Tag: Neuroscience (home)

I agree with those who define a human emotion as an interpretation of a change in bodily feeling. A change in brain state, without any interpretation, either because it was not detected or because it was ignored, should be given a different name. There is no agreement on what to call these unrecognized brain states. But we should distinguish between a man who detected a rise in heart rate and muscle tightness as he entered a room full of strangers and thought, "I am anxious," and a woman who failed to detect the same reactions, even though her behavior might have been affected by the altered bodily state.

permalink source: Jerome Kagan, An Argument for Mind, 207
tags: Emotions, Neuroscience

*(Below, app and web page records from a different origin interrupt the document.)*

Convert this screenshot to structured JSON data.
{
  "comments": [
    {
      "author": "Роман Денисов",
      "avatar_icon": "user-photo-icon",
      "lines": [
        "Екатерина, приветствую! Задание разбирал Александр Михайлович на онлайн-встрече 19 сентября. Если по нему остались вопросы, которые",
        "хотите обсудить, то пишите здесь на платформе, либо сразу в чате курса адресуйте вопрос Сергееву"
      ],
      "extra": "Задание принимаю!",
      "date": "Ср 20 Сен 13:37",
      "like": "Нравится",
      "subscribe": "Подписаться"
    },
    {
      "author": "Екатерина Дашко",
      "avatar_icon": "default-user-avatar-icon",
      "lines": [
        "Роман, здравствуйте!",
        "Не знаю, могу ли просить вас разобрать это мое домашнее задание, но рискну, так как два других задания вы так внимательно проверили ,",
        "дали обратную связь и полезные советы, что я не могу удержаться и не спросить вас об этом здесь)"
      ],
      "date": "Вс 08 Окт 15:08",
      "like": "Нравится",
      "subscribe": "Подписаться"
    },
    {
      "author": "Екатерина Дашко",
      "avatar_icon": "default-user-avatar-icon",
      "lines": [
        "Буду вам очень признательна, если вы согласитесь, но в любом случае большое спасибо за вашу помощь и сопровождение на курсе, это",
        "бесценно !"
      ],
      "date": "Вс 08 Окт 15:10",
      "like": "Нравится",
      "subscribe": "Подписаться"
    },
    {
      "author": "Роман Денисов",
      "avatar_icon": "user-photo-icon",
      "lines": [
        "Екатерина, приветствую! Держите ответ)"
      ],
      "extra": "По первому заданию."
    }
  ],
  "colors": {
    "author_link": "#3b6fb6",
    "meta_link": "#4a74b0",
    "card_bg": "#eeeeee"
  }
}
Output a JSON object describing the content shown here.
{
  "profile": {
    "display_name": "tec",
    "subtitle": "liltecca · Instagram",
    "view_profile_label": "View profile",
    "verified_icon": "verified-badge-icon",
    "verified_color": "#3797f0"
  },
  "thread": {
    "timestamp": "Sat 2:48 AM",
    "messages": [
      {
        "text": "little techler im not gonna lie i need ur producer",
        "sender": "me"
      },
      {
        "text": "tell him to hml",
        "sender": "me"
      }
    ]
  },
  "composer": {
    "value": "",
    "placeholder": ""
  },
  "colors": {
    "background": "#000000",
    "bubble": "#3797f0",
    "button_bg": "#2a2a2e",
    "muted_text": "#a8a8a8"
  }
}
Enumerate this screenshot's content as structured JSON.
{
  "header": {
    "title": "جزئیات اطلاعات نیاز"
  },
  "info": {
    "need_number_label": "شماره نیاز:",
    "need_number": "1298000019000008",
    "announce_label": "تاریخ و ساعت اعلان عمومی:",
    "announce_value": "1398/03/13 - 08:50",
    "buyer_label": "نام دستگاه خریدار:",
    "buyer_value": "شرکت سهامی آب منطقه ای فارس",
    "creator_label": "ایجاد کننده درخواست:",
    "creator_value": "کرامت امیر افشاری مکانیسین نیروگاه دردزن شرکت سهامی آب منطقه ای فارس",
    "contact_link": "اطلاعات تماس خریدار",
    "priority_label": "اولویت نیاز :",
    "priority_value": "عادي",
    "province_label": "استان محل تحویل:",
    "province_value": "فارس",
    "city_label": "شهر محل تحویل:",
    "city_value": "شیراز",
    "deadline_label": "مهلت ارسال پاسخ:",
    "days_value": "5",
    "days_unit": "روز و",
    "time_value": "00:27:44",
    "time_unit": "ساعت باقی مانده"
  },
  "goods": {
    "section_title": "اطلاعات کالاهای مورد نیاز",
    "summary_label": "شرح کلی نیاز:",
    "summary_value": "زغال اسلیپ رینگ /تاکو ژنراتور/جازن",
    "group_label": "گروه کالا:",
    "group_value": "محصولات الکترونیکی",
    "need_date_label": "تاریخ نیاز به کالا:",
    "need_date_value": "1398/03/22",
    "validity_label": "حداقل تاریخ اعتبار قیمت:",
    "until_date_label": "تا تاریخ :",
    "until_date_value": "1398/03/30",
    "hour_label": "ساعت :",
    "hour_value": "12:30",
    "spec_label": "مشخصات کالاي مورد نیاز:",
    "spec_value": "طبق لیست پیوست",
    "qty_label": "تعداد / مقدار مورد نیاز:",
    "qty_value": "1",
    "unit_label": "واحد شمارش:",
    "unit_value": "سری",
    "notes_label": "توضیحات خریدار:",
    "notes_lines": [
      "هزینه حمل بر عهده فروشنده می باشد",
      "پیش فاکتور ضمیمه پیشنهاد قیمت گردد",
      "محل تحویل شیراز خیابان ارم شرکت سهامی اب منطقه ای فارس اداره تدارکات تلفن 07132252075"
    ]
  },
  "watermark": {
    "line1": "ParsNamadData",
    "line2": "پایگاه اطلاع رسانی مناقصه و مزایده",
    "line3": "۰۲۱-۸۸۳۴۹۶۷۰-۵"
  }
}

A hand (representing brain) holding a string attached to a kite (the mind) provides an instructive metaphor for the relation of brain to mind. When the string is short, the kite's direction is under the control of the hand. But as the string becomes longer there comes a moment when, in a stiff breeze, the hand loses control and the kite determines how the hand moves.

permalink source: Jerome Kagan, An Argument for Mind, 219
tags: Soul, Neuroscience

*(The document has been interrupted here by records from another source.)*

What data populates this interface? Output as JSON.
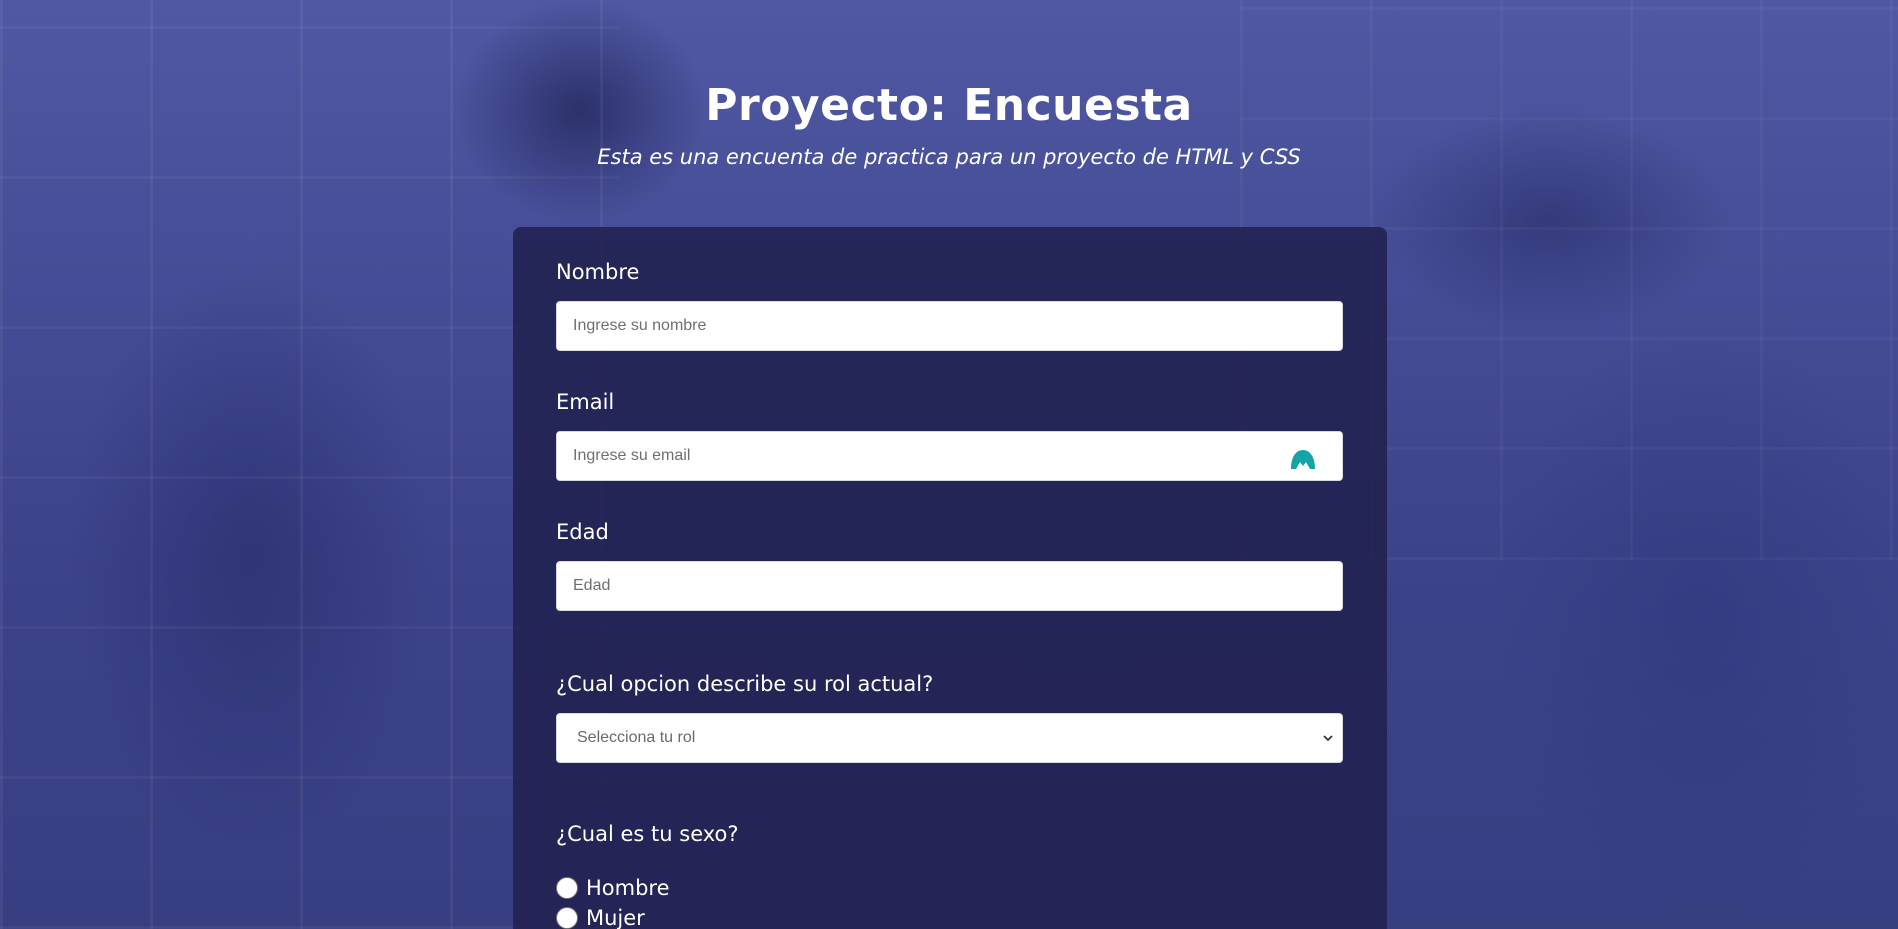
{
  "header": {
    "title": "Proyecto: Encuesta",
    "subtitle": "Esta es una encuenta de practica para un proyecto de HTML y CSS"
  },
  "form": {
    "name": {
      "label": "Nombre",
      "placeholder": "Ingrese su nombre",
      "value": ""
    },
    "email": {
      "label": "Email",
      "placeholder": "Ingrese su email",
      "value": "",
      "extension_icon": "password-manager-icon",
      "extension_icon_color": "#14a3a8"
    },
    "age": {
      "label": "Edad",
      "placeholder": "Edad",
      "value": ""
    },
    "role": {
      "label": "¿Cual opcion describe su rol actual?",
      "selected": "Selecciona tu rol"
    },
    "sex": {
      "label": "¿Cual es tu sexo?",
      "options": [
        "Hombre",
        "Mujer"
      ]
    }
  },
  "colors": {
    "card_background": "#212150",
    "text": "#ffffff",
    "background_tint": "#3a3f82"
  }
}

The hope of finding a place in the brain that is the essence of a thought or feeling is as futile as trying to discover the most essential basis for the taste of a piece of milk chocolate. Remove the milk, the sugar, or the chocolate, and the usual sensory experience vanishes. The mind likes the notion of essences, but like the tooth fairy, nature failed to provide examples of this pleasing idea.

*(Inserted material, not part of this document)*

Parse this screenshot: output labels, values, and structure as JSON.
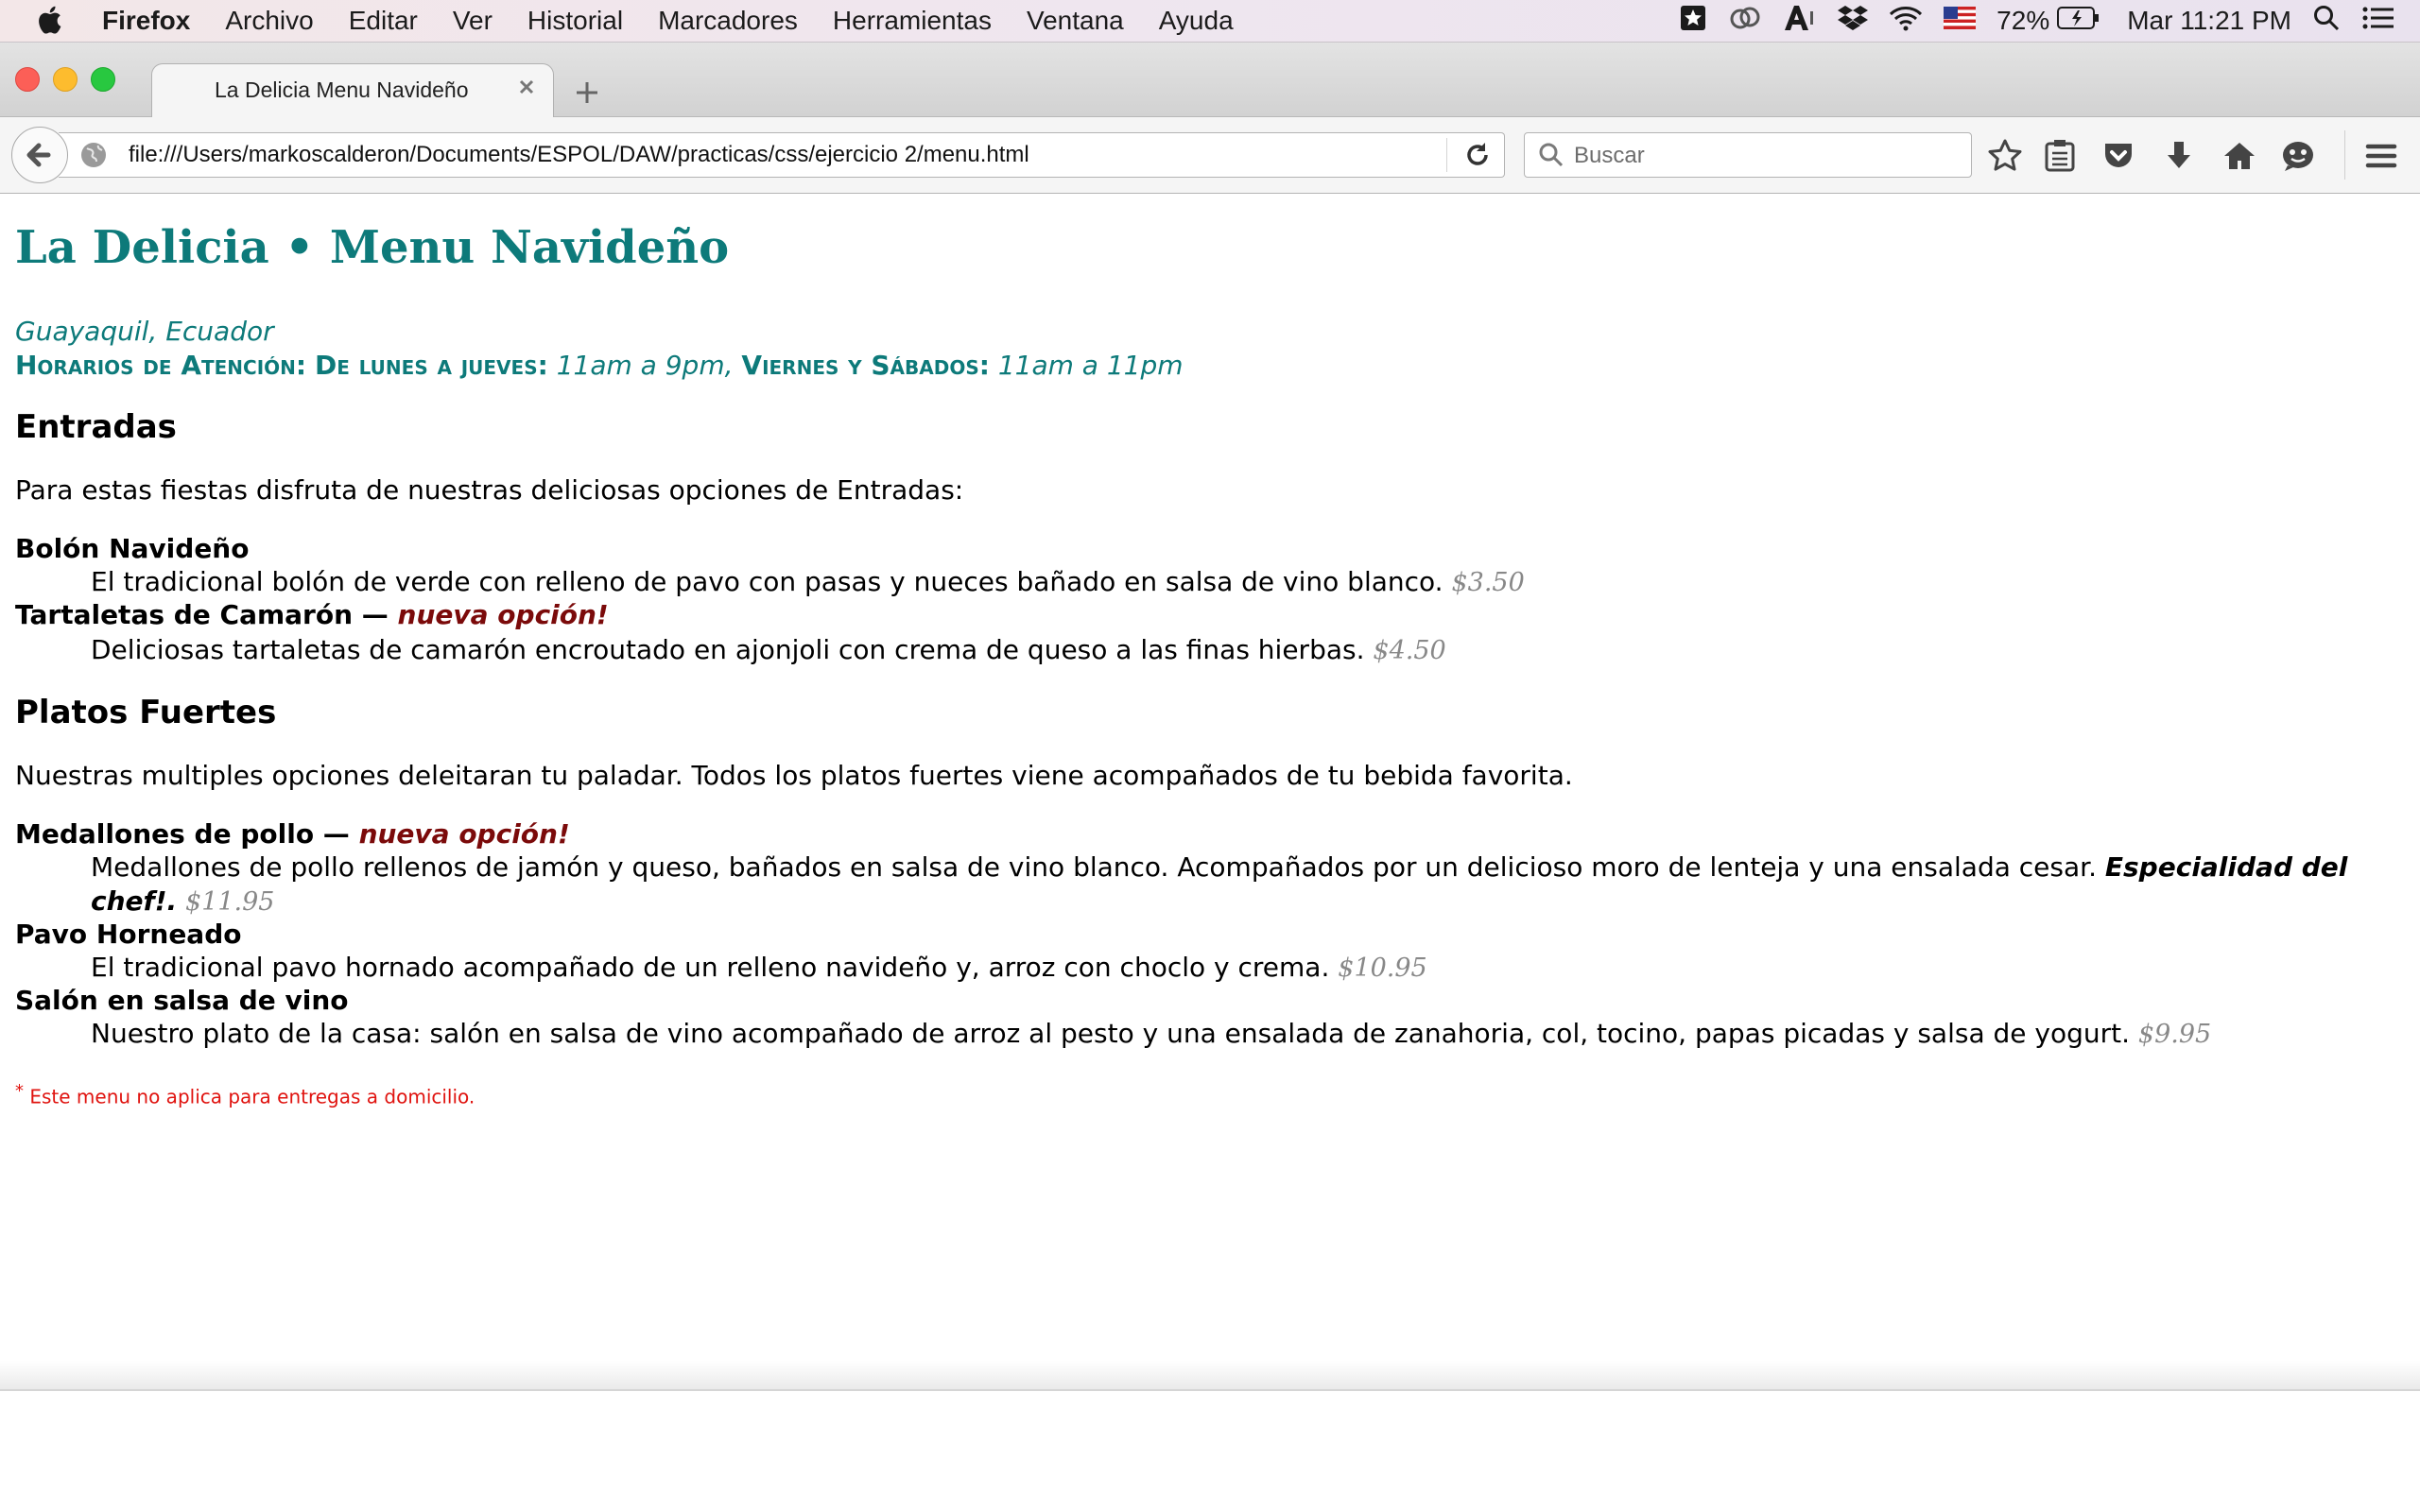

permalink source: Jerome Kagan, An Argument for Mind, 222
tags: Neuroscience